A father specifically, and other men generally, give a boy something to strive for, men to inspire us. "Every man here knows this," Father Scalia says. But in the absence of that, boys become prey to whatever comes along, a slave to their passions. Males want to sacrifice and be heroic, even in defeat -- it's what makes you a man. He cites examples from the Titanic to the Birkenhead, where men observed the code of honor -- "women and children first" -- even at the cost of their own lives. This is what men want and need, but the culture breeds it out of them. Even in defeat. The Spartans failed to keep the Persians from advancing through Thermopylae, but the 300 men stood in the face and did their duty in the face of overwhelming numbers. He also cited the Chosin Reservoir and Black Hawk Down battles. Father also cites how in boys' war games, everybody wanted to die the noble death, knowing that no greater love exists than to lay down one's life for others. "When boys play war games, they're usually not in the supply lines," Father jokes. But our culture is so phobic to this that even in the 1997 movie about the Titanic, the film-makers said they didn't show the "women and children first" nobility because "nobody would believe it."
Father Scalia says that males need to be called to manhood in three ways -- through the habit of sacrifice, reached in its highest earthly form by laying down your life as a priest or as a husband, but which encompasses even minor sacrifices (he cites the Three Young Men in Daniel as prepared by their observance of Jewish dietary laws); through friendship with other men, which he said all too often now takes the form of drinking buddies, rather than exhorting to and encouraging virtue; and through interaction with women, to make sure it is noble and worthy of a man.
On this last point, Father Scalia also says something that a priest has unique insight on, and he's not the only priest I've ever heard saying it. Namely that many women come to him with matters that really are for the father/husband to handle, or at most, by the priest with both of them there. "He's a good man, but he doesn't do the religion thing," Father Scalia cites the women as typically saying. In many respects, other priests say, these women want a man to listen to them. But, he told the women in his ToT audience, "If you want men to be men, you must not only allow it, but insist on it." He says that the reason for the old rules such as opening doors or pulling out chairs was not that women couldn't do these things for themselves (the feminist lie and absurd on its face), but to teach men both leadership and to equate leadership with service.
And he said we see these three callings exemplified most strongly in Our Lord, with the Cross as the ultimate model for sacrifice, the disciples as the model for friendship, and His relationship with Our Blessed Mother as how one relates to women.
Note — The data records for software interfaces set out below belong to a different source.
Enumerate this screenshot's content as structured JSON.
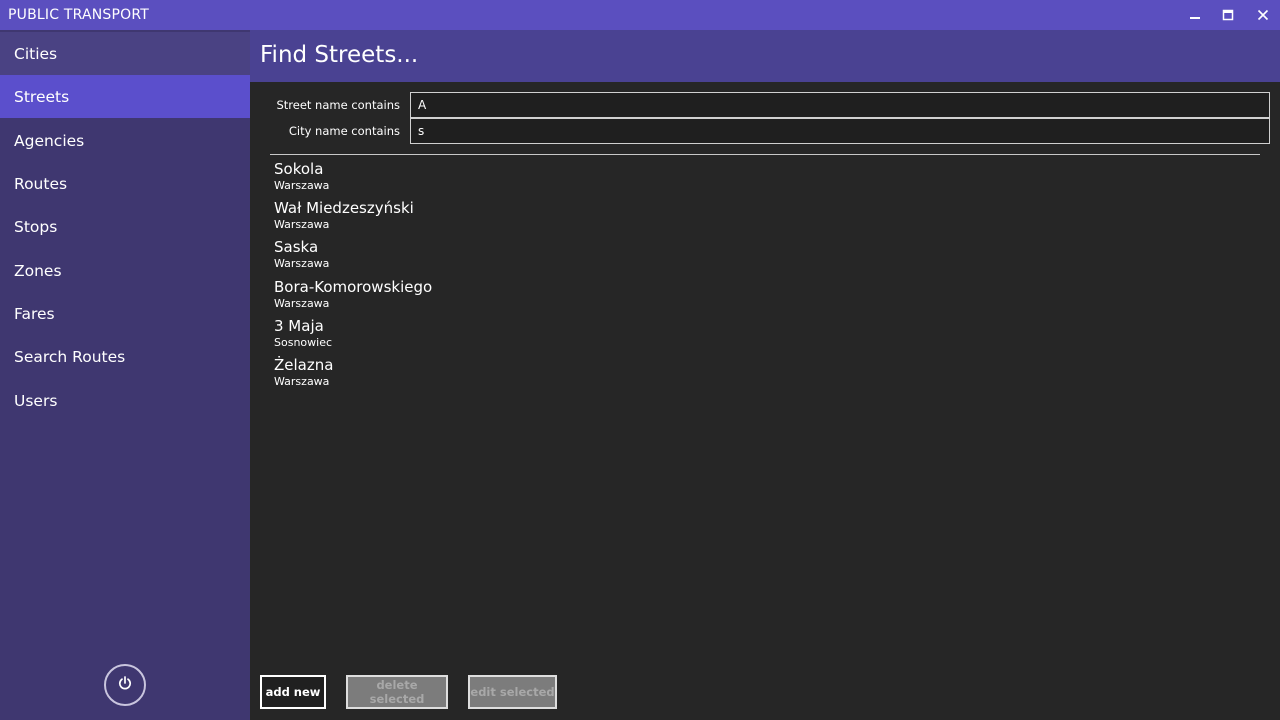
{
  "app": {
    "title": "PUBLIC TRANSPORT"
  },
  "window_controls": {
    "minimize_icon": "minimize-icon",
    "maximize_icon": "maximize-icon",
    "close_icon": "close-icon"
  },
  "sidebar": {
    "items": [
      {
        "label": "Cities",
        "state": "hover"
      },
      {
        "label": "Streets",
        "state": "selected"
      },
      {
        "label": "Agencies",
        "state": "normal"
      },
      {
        "label": "Routes",
        "state": "normal"
      },
      {
        "label": "Stops",
        "state": "normal"
      },
      {
        "label": "Zones",
        "state": "normal"
      },
      {
        "label": "Fares",
        "state": "normal"
      },
      {
        "label": "Search Routes",
        "state": "normal"
      },
      {
        "label": "Users",
        "state": "normal"
      }
    ],
    "power_icon": "power-icon"
  },
  "header": {
    "title": "Find Streets..."
  },
  "filters": {
    "street": {
      "label": "Street name contains",
      "value": "A"
    },
    "city": {
      "label": "City name contains",
      "value": "s"
    }
  },
  "results": [
    {
      "street": "Sokola",
      "city": "Warszawa"
    },
    {
      "street": "Wał Miedzeszyński",
      "city": "Warszawa"
    },
    {
      "street": "Saska",
      "city": "Warszawa"
    },
    {
      "street": "Bora-Komorowskiego",
      "city": "Warszawa"
    },
    {
      "street": "3 Maja",
      "city": "Sosnowiec"
    },
    {
      "street": "Żelazna",
      "city": "Warszawa"
    }
  ],
  "actions": {
    "add_label": "add new",
    "delete_label": "delete selected",
    "edit_label": "edit selected"
  },
  "colors": {
    "titlebar": "#5b4fbf",
    "sidebar": "#3f3770",
    "sidebar_selected": "#5b4fcc",
    "header": "#4a4292",
    "content_bg": "#262626"
  }
}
Father Scalia noted from "The Passion of the Christ," that every time Jesus looks ready to give in, he sees His Mother. And resolves to soldier on (his speech is filled with martial language even in not-obviously-martial contexts). "There's nothing more manly than being devoted to a good woman," Father concludes his speech.
Not bad for a celibate.